**Source information:**

================================

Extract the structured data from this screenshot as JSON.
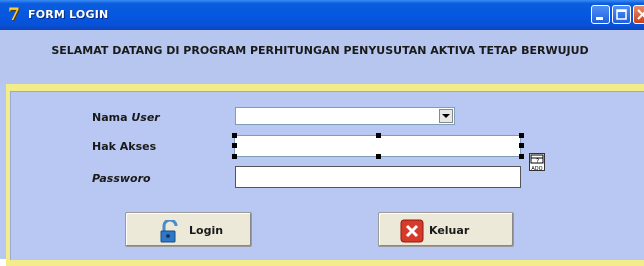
{
  "window": {
    "title": "FORM LOGIN"
  },
  "header": {
    "text": "SELAMAT DATANG DI PROGRAM PERHITUNGAN PENYUSUTAN AKTIVA TETAP BERWUJUD"
  },
  "form": {
    "user_label_prefix": "Nama ",
    "user_label_italic": "User",
    "user_value": "",
    "hak_label": "Hak Akses",
    "hak_value": "",
    "password_label": "Passworo",
    "password_value": "",
    "mini_icon_text": "ADO"
  },
  "buttons": {
    "login": "Login",
    "keluar": "Keluar"
  },
  "colors": {
    "titlebar": "#0558e0",
    "body": "#b8c8f2",
    "frame": "#f2ec8a",
    "close": "#c8431e"
  }
}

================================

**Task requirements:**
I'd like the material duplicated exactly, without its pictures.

**Worked solution:**
Extract the structured data from this screenshot as JSON.
{
  "window": {
    "title": "FORM LOGIN"
  },
  "header": {
    "text": "SELAMAT DATANG DI PROGRAM PERHITUNGAN PENYUSUTAN AKTIVA TETAP BERWUJUD"
  },
  "form": {
    "user_label_prefix": "Nama ",
    "user_label_italic": "User",
    "user_value": "",
    "hak_label": "Hak Akses",
    "hak_value": "",
    "password_label": "Passworo",
    "password_value": "",
    "mini_icon_text": "ADO"
  },
  "buttons": {
    "login": "Login",
    "keluar": "Keluar"
  },
  "colors": {
    "titlebar": "#0558e0",
    "body": "#b8c8f2",
    "frame": "#f2ec8a",
    "close": "#c8431e"
  }
}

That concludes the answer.